** Opening Provided material block **

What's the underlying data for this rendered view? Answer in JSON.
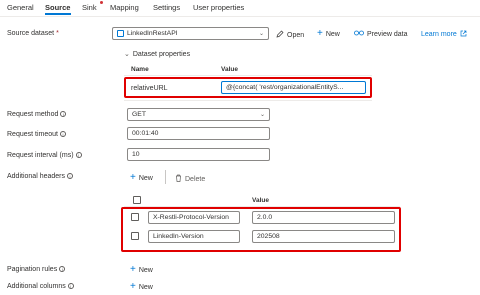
{
  "tabs": [
    {
      "label": "General"
    },
    {
      "label": "Source"
    },
    {
      "label": "Sink"
    },
    {
      "label": "Mapping"
    },
    {
      "label": "Settings"
    },
    {
      "label": "User properties"
    }
  ],
  "source_dataset": {
    "label": "Source dataset",
    "required_mark": "*",
    "value": "LinkedInRestAPI",
    "open_label": "Open",
    "new_label": "New",
    "preview_label": "Preview data",
    "learn_more_label": "Learn more"
  },
  "dataset_properties": {
    "title": "Dataset properties",
    "col_name": "Name",
    "col_value": "Value",
    "rows": [
      {
        "name": "relativeURL",
        "value": "@{concat( 'rest/organizationalEntityS..."
      }
    ]
  },
  "request_method": {
    "label": "Request method",
    "value": "GET"
  },
  "request_timeout": {
    "label": "Request timeout",
    "value": "00:01:40"
  },
  "request_interval": {
    "label": "Request interval (ms)",
    "value": "10"
  },
  "additional_headers": {
    "label": "Additional headers",
    "new_label": "New",
    "delete_label": "Delete",
    "col_value": "Value",
    "rows": [
      {
        "name": "X-Restli-Protocol-Version",
        "value": "2.0.0"
      },
      {
        "name": "LinkedIn-Version",
        "value": "202508"
      }
    ]
  },
  "pagination_rules": {
    "label": "Pagination rules",
    "new_label": "New"
  },
  "additional_columns": {
    "label": "Additional columns",
    "new_label": "New"
  },
  "icons": {
    "info": "i",
    "plus": "+",
    "chevron_down": "⌄",
    "chevron_expand": "⌄"
  },
  "colors": {
    "accent": "#0078d4",
    "highlight": "#e00000",
    "required": "#a4262c"
  }
}
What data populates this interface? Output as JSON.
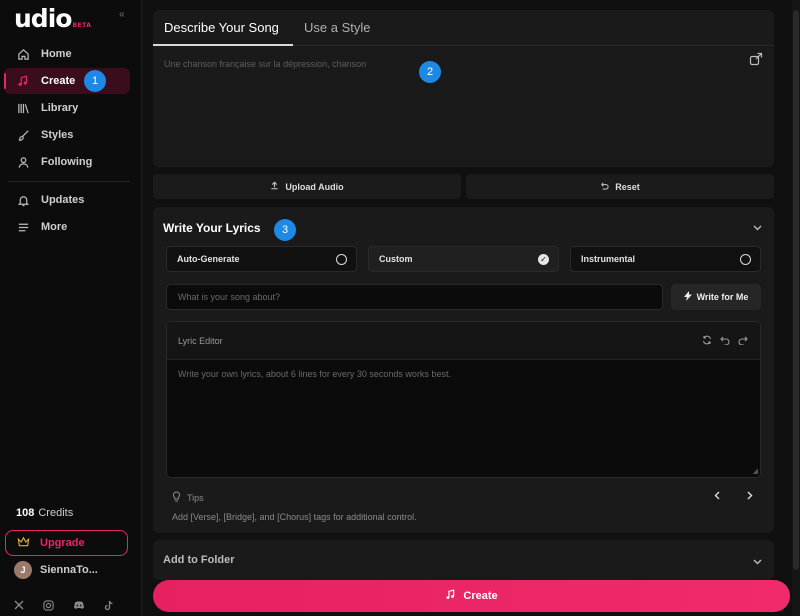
{
  "brand": {
    "name": "udio",
    "badge": "BETA",
    "accent": "#e8246a"
  },
  "sidebar": {
    "collapse": "«",
    "items": [
      {
        "label": "Home",
        "icon": "home-icon"
      },
      {
        "label": "Create",
        "icon": "music-note-icon",
        "active": true,
        "step": "1"
      },
      {
        "label": "Library",
        "icon": "library-icon"
      },
      {
        "label": "Styles",
        "icon": "brush-icon"
      },
      {
        "label": "Following",
        "icon": "person-icon"
      },
      {
        "label": "Updates",
        "icon": "bell-icon"
      },
      {
        "label": "More",
        "icon": "menu-icon"
      }
    ],
    "credits_count": "108",
    "credits_label": "Credits",
    "upgrade_label": "Upgrade",
    "user_initial": "J",
    "user_name": "SiennaTo...",
    "social": [
      "x-icon",
      "instagram-icon",
      "discord-icon",
      "tiktok-icon"
    ]
  },
  "tabs": [
    {
      "label": "Describe Your Song",
      "active": true
    },
    {
      "label": "Use a Style",
      "active": false
    }
  ],
  "prompt": {
    "placeholder": "Une chanson française sur la dépression, chanson",
    "step": "2"
  },
  "actions": {
    "upload_label": "Upload Audio",
    "reset_label": "Reset"
  },
  "lyrics": {
    "title": "Write Your Lyrics",
    "step": "3",
    "options": [
      {
        "label": "Auto-Generate",
        "selected": false
      },
      {
        "label": "Custom",
        "selected": true
      },
      {
        "label": "Instrumental",
        "selected": false
      }
    ],
    "about_placeholder": "What is your song about?",
    "write_button": "Write for Me",
    "editor_label": "Lyric Editor",
    "editor_placeholder": "Write your own lyrics, about 6 lines for every 30 seconds works best.",
    "tips_label": "Tips",
    "tip_text": "Add [Verse], [Bridge], and [Chorus] tags for additional control."
  },
  "folder": {
    "title": "Add to Folder"
  },
  "create_button": "Create"
}
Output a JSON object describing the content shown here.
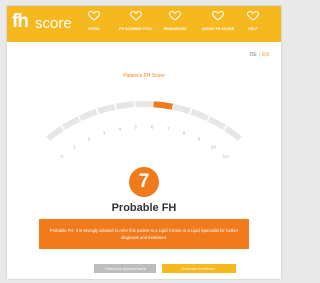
{
  "logo": {
    "part1": "fh",
    "part2": "score"
  },
  "nav": [
    {
      "id": "intro",
      "label": "INTRO",
      "icon": "home-heart-icon"
    },
    {
      "id": "fh-scoring-tool",
      "label": "FH SCORING TOOL",
      "icon": "bulb-heart-icon"
    },
    {
      "id": "resources",
      "label": "RESOURCES",
      "icon": "book-heart-icon"
    },
    {
      "id": "about",
      "label": "ABOUT FH SCORE",
      "icon": "info-heart-icon"
    },
    {
      "id": "help",
      "label": "HELP",
      "icon": "question-heart-icon"
    }
  ],
  "language": {
    "de": "DE",
    "sep": "|",
    "en": "EN",
    "active": "EN"
  },
  "gauge": {
    "title": "Patient's FH Score",
    "ticks": [
      "0",
      "1",
      "2",
      "3",
      "4",
      "5",
      "6",
      "7",
      "8",
      "9",
      "10",
      "11+"
    ],
    "value": 7,
    "colors": {
      "track": "#e6e6e6",
      "highlight": "#f07a1c",
      "tick_text": "#b0b0b0"
    }
  },
  "result": {
    "score": "7",
    "label": "Probable FH",
    "advice": "Probable FH. It is strongly advised to refer this patient to a Lipid Centre or a Lipid Specialist for further diagnosis and treatment."
  },
  "buttons": {
    "back": "‹   Return to questionnaire",
    "continue": "Continue to referral   ›"
  },
  "colors": {
    "brand": "#f6b81f",
    "accent": "#f07a1c"
  }
}
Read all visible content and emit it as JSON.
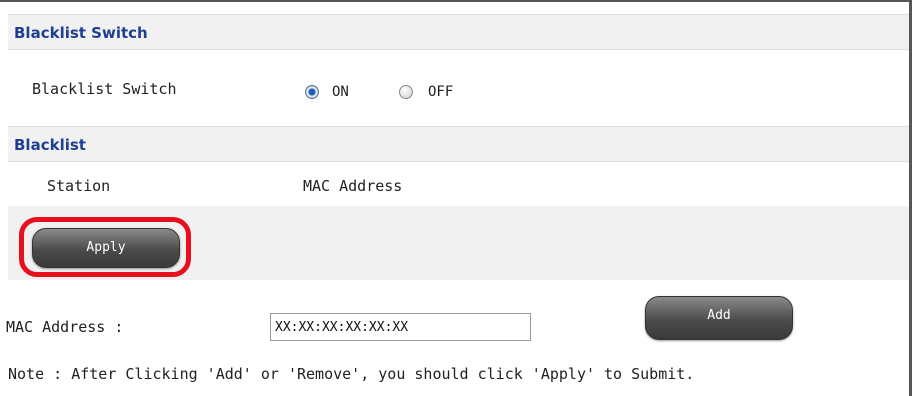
{
  "blacklist_switch_section": {
    "header": "Blacklist Switch",
    "row_label": "Blacklist Switch",
    "options": [
      {
        "label": "ON",
        "selected": true
      },
      {
        "label": "OFF",
        "selected": false
      }
    ]
  },
  "blacklist_section": {
    "header": "Blacklist",
    "columns": [
      "Station",
      "MAC Address"
    ]
  },
  "apply_button": "Apply",
  "mac_form": {
    "label": "MAC Address :",
    "value": "XX:XX:XX:XX:XX:XX",
    "add_button": "Add"
  },
  "note": "Note : After Clicking 'Add' or 'Remove', you should click 'Apply' to Submit.",
  "colors": {
    "header_text": "#1f3f8f",
    "highlight": "#e8101e",
    "selected_radio": "#1b5fb8"
  }
}
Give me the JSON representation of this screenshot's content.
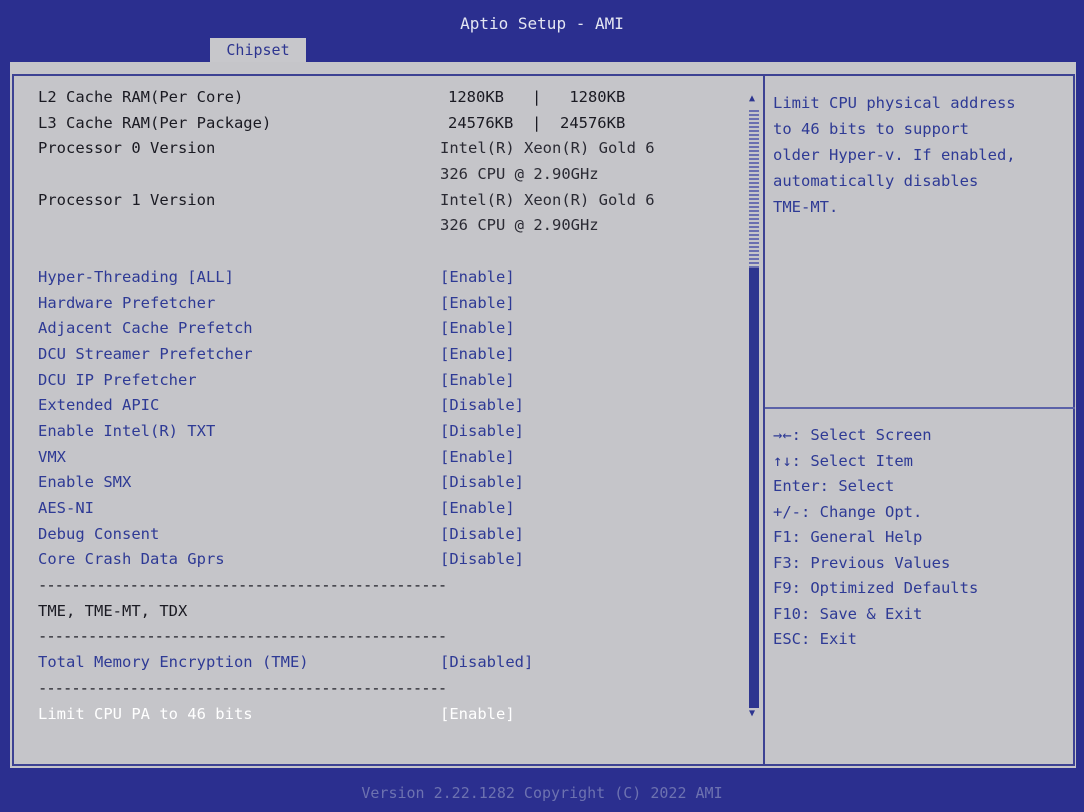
{
  "header": {
    "title": "Aptio Setup - AMI",
    "tab": "Chipset"
  },
  "info": [
    {
      "label": "L2 Cache RAM(Per Core)",
      "value": "1280KB   |   1280KB"
    },
    {
      "label": "L3 Cache RAM(Per Package)",
      "value": "24576KB  |  24576KB"
    },
    {
      "label": "Processor 0 Version",
      "value": "Intel(R) Xeon(R) Gold 6",
      "value2": "326 CPU @ 2.90GHz"
    },
    {
      "label": "Processor 1 Version",
      "value": "Intel(R) Xeon(R) Gold 6",
      "value2": "326 CPU @ 2.90GHz"
    }
  ],
  "settings": [
    {
      "label": "Hyper-Threading [ALL]",
      "value": "[Enable]"
    },
    {
      "label": "Hardware Prefetcher",
      "value": "[Enable]"
    },
    {
      "label": "Adjacent Cache Prefetch",
      "value": "[Enable]"
    },
    {
      "label": "DCU Streamer Prefetcher",
      "value": "[Enable]"
    },
    {
      "label": "DCU IP Prefetcher",
      "value": "[Enable]"
    },
    {
      "label": "Extended APIC",
      "value": "[Disable]"
    },
    {
      "label": "Enable Intel(R) TXT",
      "value": "[Disable]"
    },
    {
      "label": "VMX",
      "value": "[Enable]"
    },
    {
      "label": "Enable SMX",
      "value": "[Disable]"
    },
    {
      "label": "AES-NI",
      "value": "[Enable]"
    },
    {
      "label": "Debug Consent",
      "value": "[Disable]"
    },
    {
      "label": "Core Crash Data Gprs",
      "value": "[Disable]"
    }
  ],
  "separator": "-------------------------------------------------",
  "tme_heading": "TME, TME-MT, TDX",
  "tme": {
    "label": "Total Memory Encryption (TME)",
    "value": "[Disabled]"
  },
  "limit": {
    "label": "Limit CPU PA to 46 bits",
    "value": "[Enable]"
  },
  "help": [
    "Limit CPU physical address",
    "to 46 bits to support",
    "older Hyper-v. If enabled,",
    "automatically disables",
    "TME-MT."
  ],
  "keys": [
    "→←: Select Screen",
    "↑↓: Select Item",
    "Enter: Select",
    "+/-: Change Opt.",
    "F1: General Help",
    "F3: Previous Values",
    "F9: Optimized Defaults",
    "F10: Save & Exit",
    "ESC: Exit"
  ],
  "footer": "Version 2.22.1282 Copyright (C) 2022 AMI",
  "icons": {
    "scroll_up": "triangle-up-icon",
    "scroll_down": "triangle-down-icon"
  },
  "colors": {
    "frame": "#2b2f8f",
    "panel": "#c5c5c9",
    "menu_text": "#2e3a95",
    "selected_text": "#ffffff"
  }
}
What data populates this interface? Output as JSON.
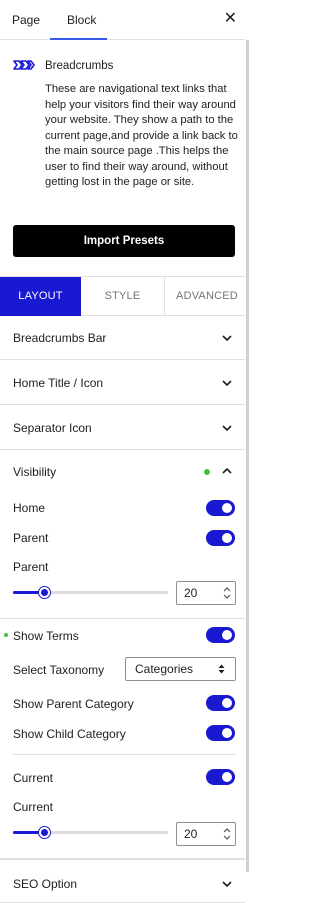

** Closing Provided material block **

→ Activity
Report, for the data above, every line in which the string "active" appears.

→ Written answer
        "active": true,
      "active": true
      "active": false
    "active": "EN"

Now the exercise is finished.